But the blue marlin landed recently by Richard Brackett was unique in that it was not gargantuan or ferocious, but super cute and tiny enough to fit in the palm of a hand.
In fact, Brackett used both cupped hands to scoop up the mini-marlin after an encounter The Billfish Foundation described as highly unlikely. “The chance in encountering a blue marlin is quite a feat, but seeing one this small is extremely rare,” the group stated Friday on its website.
(Note: This has been verified by TBF biologists as a blue marlin, even though it looks more like a sailfish because of its broad dorsal fin. Apparently, baby blue marlin begin life with this type of fin, which narrows as the fish grows and develops, and a stout bill. Baby sailfish—pictured at right—feature much longer bills.)
Brackett and Joey Cagle were trolling out of Charleston, South Carolina, en route to the swordfish grounds, and had battled a couple of sailfish before the sun began to set.
They then began to drift for swordfish and that’s when Brackett noticed the baby blue marlin swimming in the light behind the transom.
Brackett shares the rest of the story:
“After an hour or so, I saw what we thought to be a juvenile sailfish in the transom lights. Being such a last-minute trip, I forgot the dip net so I had to resort to option two.

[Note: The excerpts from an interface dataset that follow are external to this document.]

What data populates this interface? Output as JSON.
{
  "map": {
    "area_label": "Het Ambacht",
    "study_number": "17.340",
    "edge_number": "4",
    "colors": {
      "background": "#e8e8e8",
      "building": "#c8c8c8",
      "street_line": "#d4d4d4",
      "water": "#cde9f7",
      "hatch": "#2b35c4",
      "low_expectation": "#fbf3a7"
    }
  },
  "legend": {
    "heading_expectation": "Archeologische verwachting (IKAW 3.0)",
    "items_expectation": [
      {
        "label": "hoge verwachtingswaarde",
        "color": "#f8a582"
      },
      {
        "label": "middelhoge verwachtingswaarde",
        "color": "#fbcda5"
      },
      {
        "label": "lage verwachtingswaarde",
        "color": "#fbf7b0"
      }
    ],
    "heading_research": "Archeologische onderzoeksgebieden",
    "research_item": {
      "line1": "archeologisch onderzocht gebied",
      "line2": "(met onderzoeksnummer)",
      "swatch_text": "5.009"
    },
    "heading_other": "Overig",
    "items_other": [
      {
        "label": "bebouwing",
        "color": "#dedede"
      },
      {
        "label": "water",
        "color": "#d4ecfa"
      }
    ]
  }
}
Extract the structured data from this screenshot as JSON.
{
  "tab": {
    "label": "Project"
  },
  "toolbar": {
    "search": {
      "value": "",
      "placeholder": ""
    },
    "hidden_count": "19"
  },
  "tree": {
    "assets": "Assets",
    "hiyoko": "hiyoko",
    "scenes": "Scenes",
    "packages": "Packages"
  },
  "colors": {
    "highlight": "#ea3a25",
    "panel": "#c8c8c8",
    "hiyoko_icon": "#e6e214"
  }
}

“I filled the bucket with water, opened the transom door, and scooped him up with my hands and set him in the bucket. I have to say even at this small size they are crazy aggressive. I got him in my hands in the bucket … and we snapped a quick picture so we could release it as quickly as possible.”
It’s a big, cruel world out there, but Brackett and Cagle are hopeful that their itsy-bitsy billfish will survive long enough to become a top-level predator to be reckoned with.
To read more about this catch, which has been a hot topic in fishing circles, visit The Billfish Foundation’s Facebook page.

Animal Pictures